- Ujvári M., Baagøe H.J. & Madsen A.B. (1998) Effectiveness of wildlife warning reflectors in reducing deer vehicle collisions: a behavioral study. The Journal of Wildlife Management, 62, 1094-1099
- Gulen S., McCabe G. & Wolfe S.E. (2000) Evaluation of wildlife reflectors in reducing vehicle-deer collisions on Indiana Interstate 80/90. FHWA/IN/JTRP-2006/18. Unpublished Report, Indiana Department of Transportation report.
- Jones M.E. (2000) Road upgrade, road mortality and remedial measures: impacts on a population of eastern quolls and Tasmanian devils. Wildlife Research, 27, 289-296
- Cottrell B.H. (2003) Evaluation of deer warning reflectors in Virginia. Technical Assistance Report VTRC 03-TAR6. Virginia Transportation Research Council report.
- Rogers E. (2004) An ecological landscape study of deer vehicle collisions in Kent County, Michigan. Report to Kent County Road Commission, Michigan, USA. White Water Associates Inc, MI, USA report.
- D'Angelo G.J., D'Angelo J.G., Gallagher G.R., Osborn D.A., Miller K.V. & Warren R.J. (2006) Evaluation of wildlife warning reflectors for altering white-tailed deer behavior along roadways. Wildlife Society Bulletin, 34, 1175-1183
- Ramp D. & Croft D.B. (2006) Do wildlife warning reflectors elicit aversion in captive macropods? Wildlife Research, 33, 583-590
- Bond A.R. & Jones D.N. (2014) Roads and macropods: interactions and implications. Australian Mammalogy, 36, 1–14
- Brieger F., Hagen R., Kröschel M., Hartig F., Petersen I., Ortmann S. & Suchant R. (2017) Do roe deer react to wildlife warning reflectors? A test combining a controlled experiment with field observations. European Journal of Wildlife Research, 63, 72
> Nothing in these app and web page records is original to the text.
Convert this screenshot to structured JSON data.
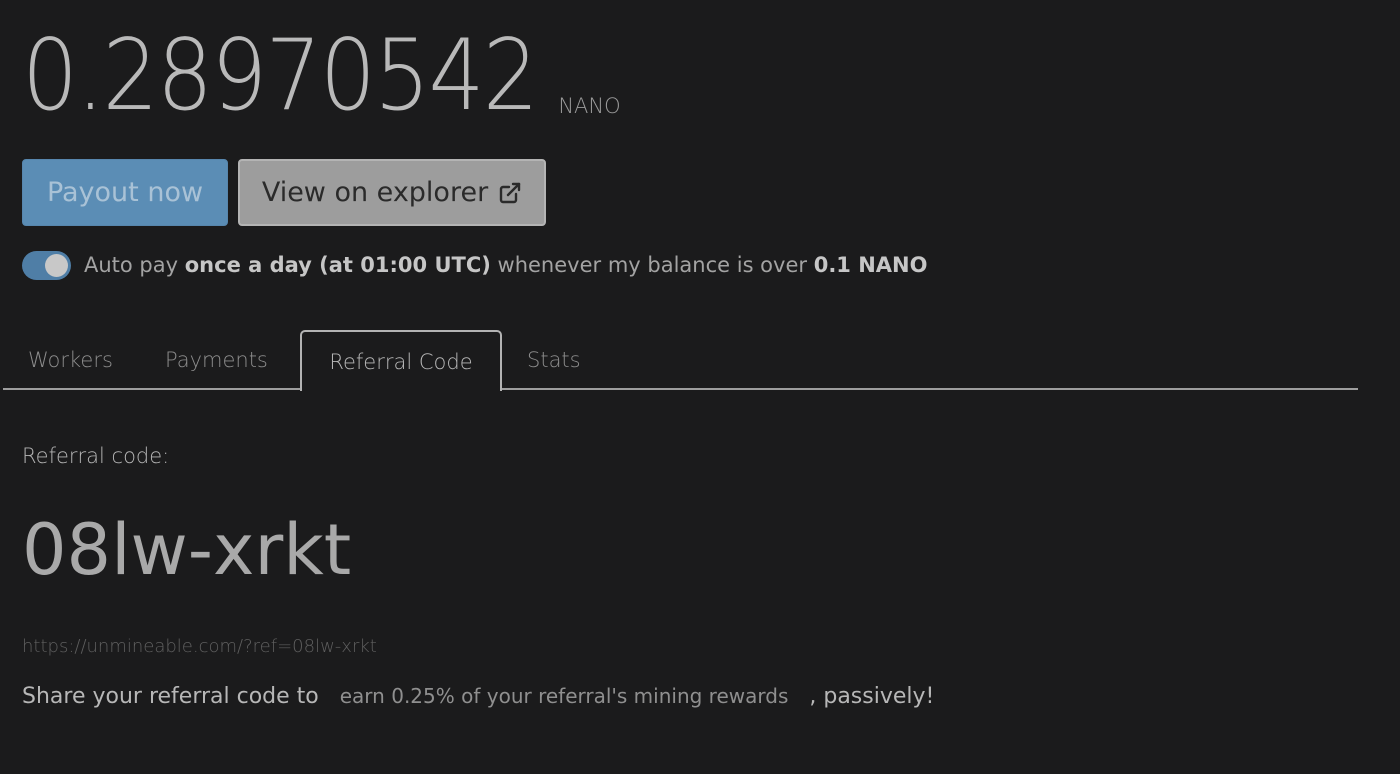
{
  "balance": {
    "amount": "0.28970542",
    "currency": "NANO"
  },
  "buttons": {
    "payout_label": "Payout now",
    "explorer_label": "View on explorer"
  },
  "autopay": {
    "enabled": true,
    "prefix": "Auto pay",
    "frequency": "once a day (at 01:00 UTC)",
    "middle": "whenever my balance is over",
    "threshold": "0.1 NANO"
  },
  "tabs": [
    {
      "label": "Workers",
      "active": false
    },
    {
      "label": "Payments",
      "active": false
    },
    {
      "label": "Referral Code",
      "active": true
    },
    {
      "label": "Stats",
      "active": false
    }
  ],
  "referral": {
    "label": "Referral code:",
    "code": "08lw-xrkt",
    "link": "https://unmineable.com/?ref=08lw-xrkt",
    "share_prefix": "Share your referral code to",
    "share_highlight": "earn 0.25% of your referral's mining rewards",
    "share_suffix": ", passively!"
  },
  "colors": {
    "background": "#1b1b1c",
    "primary_button": "#5b8db5",
    "secondary_button": "#9d9d9d",
    "toggle_on": "#4f7ea6"
  },
  "icons": {
    "explorer_icon": "external-link-icon"
  }
}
- Benten A., Hothorn T., Vor T. & Ammer C. (2018) Wildlife warning reflectors do not mitigate wildlife–vehicle collisions on roads. Accident Analysis & Prevention, 120, 64–73